- [WHAT THE EXERCISE ASKS]: The task calls for every line of the data to be retyped exactly.

....................

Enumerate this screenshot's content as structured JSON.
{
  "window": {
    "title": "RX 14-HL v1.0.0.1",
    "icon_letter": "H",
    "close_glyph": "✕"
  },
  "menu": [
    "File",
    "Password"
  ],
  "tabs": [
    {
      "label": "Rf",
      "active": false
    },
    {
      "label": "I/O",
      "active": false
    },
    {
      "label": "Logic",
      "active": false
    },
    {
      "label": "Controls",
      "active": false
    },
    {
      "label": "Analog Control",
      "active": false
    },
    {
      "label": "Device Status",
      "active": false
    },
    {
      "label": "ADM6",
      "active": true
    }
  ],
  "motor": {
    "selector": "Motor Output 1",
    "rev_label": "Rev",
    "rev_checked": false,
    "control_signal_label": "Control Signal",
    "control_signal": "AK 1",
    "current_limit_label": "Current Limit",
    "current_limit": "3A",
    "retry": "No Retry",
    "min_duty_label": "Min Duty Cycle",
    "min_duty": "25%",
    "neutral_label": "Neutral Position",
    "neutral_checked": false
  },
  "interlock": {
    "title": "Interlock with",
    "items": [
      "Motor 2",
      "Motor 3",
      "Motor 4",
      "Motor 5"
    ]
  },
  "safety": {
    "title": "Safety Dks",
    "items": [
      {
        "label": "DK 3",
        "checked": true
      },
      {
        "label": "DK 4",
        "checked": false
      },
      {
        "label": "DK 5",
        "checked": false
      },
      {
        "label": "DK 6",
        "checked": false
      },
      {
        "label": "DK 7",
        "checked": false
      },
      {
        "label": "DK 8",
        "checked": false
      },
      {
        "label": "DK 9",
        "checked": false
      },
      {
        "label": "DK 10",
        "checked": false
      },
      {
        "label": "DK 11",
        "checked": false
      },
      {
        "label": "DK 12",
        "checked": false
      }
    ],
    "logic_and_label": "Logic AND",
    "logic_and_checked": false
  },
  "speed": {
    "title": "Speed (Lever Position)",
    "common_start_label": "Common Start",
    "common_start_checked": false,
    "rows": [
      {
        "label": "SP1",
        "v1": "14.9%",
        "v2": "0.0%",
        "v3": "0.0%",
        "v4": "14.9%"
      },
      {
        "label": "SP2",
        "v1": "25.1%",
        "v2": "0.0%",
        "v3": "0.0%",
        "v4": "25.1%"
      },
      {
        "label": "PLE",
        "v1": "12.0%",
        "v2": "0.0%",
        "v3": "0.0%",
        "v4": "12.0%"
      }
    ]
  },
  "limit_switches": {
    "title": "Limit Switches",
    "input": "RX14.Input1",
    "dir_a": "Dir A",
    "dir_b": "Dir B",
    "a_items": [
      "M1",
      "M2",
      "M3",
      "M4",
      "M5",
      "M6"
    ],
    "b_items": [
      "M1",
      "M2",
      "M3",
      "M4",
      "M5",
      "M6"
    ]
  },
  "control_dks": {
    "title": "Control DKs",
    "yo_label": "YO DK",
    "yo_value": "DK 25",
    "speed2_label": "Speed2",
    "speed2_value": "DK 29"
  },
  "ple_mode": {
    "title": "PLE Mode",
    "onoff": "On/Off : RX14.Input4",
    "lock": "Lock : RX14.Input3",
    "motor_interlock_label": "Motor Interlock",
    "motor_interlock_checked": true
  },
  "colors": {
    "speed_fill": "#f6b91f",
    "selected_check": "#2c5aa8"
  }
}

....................

- [SOLUTION TO THIS EXERCISE]:
Enumerate this screenshot's content as structured JSON.
{
  "window": {
    "title": "RX 14-HL v1.0.0.1",
    "icon_letter": "H",
    "close_glyph": "✕"
  },
  "menu": [
    "File",
    "Password"
  ],
  "tabs": [
    {
      "label": "Rf",
      "active": false
    },
    {
      "label": "I/O",
      "active": false
    },
    {
      "label": "Logic",
      "active": false
    },
    {
      "label": "Controls",
      "active": false
    },
    {
      "label": "Analog Control",
      "active": false
    },
    {
      "label": "Device Status",
      "active": false
    },
    {
      "label": "ADM6",
      "active": true
    }
  ],
  "motor": {
    "selector": "Motor Output 1",
    "rev_label": "Rev",
    "rev_checked": false,
    "control_signal_label": "Control Signal",
    "control_signal": "AK 1",
    "current_limit_label": "Current Limit",
    "current_limit": "3A",
    "retry": "No Retry",
    "min_duty_label": "Min Duty Cycle",
    "min_duty": "25%",
    "neutral_label": "Neutral Position",
    "neutral_checked": false
  },
  "interlock": {
    "title": "Interlock with",
    "items": [
      "Motor 2",
      "Motor 3",
      "Motor 4",
      "Motor 5"
    ]
  },
  "safety": {
    "title": "Safety Dks",
    "items": [
      {
        "label": "DK 3",
        "checked": true
      },
      {
        "label": "DK 4",
        "checked": false
      },
      {
        "label": "DK 5",
        "checked": false
      },
      {
        "label": "DK 6",
        "checked": false
      },
      {
        "label": "DK 7",
        "checked": false
      },
      {
        "label": "DK 8",
        "checked": false
      },
      {
        "label": "DK 9",
        "checked": false
      },
      {
        "label": "DK 10",
        "checked": false
      },
      {
        "label": "DK 11",
        "checked": false
      },
      {
        "label": "DK 12",
        "checked": false
      }
    ],
    "logic_and_label": "Logic AND",
    "logic_and_checked": false
  },
  "speed": {
    "title": "Speed (Lever Position)",
    "common_start_label": "Common Start",
    "common_start_checked": false,
    "rows": [
      {
        "label": "SP1",
        "v1": "14.9%",
        "v2": "0.0%",
        "v3": "0.0%",
        "v4": "14.9%"
      },
      {
        "label": "SP2",
        "v1": "25.1%",
        "v2": "0.0%",
        "v3": "0.0%",
        "v4": "25.1%"
      },
      {
        "label": "PLE",
        "v1": "12.0%",
        "v2": "0.0%",
        "v3": "0.0%",
        "v4": "12.0%"
      }
    ]
  },
  "limit_switches": {
    "title": "Limit Switches",
    "input": "RX14.Input1",
    "dir_a": "Dir A",
    "dir_b": "Dir B",
    "a_items": [
      "M1",
      "M2",
      "M3",
      "M4",
      "M5",
      "M6"
    ],
    "b_items": [
      "M1",
      "M2",
      "M3",
      "M4",
      "M5",
      "M6"
    ]
  },
  "control_dks": {
    "title": "Control DKs",
    "yo_label": "YO DK",
    "yo_value": "DK 25",
    "speed2_label": "Speed2",
    "speed2_value": "DK 29"
  },
  "ple_mode": {
    "title": "PLE Mode",
    "onoff": "On/Off : RX14.Input4",
    "lock": "Lock : RX14.Input3",
    "motor_interlock_label": "Motor Interlock",
    "motor_interlock_checked": true
  },
  "colors": {
    "speed_fill": "#f6b91f",
    "selected_check": "#2c5aa8"
  }
}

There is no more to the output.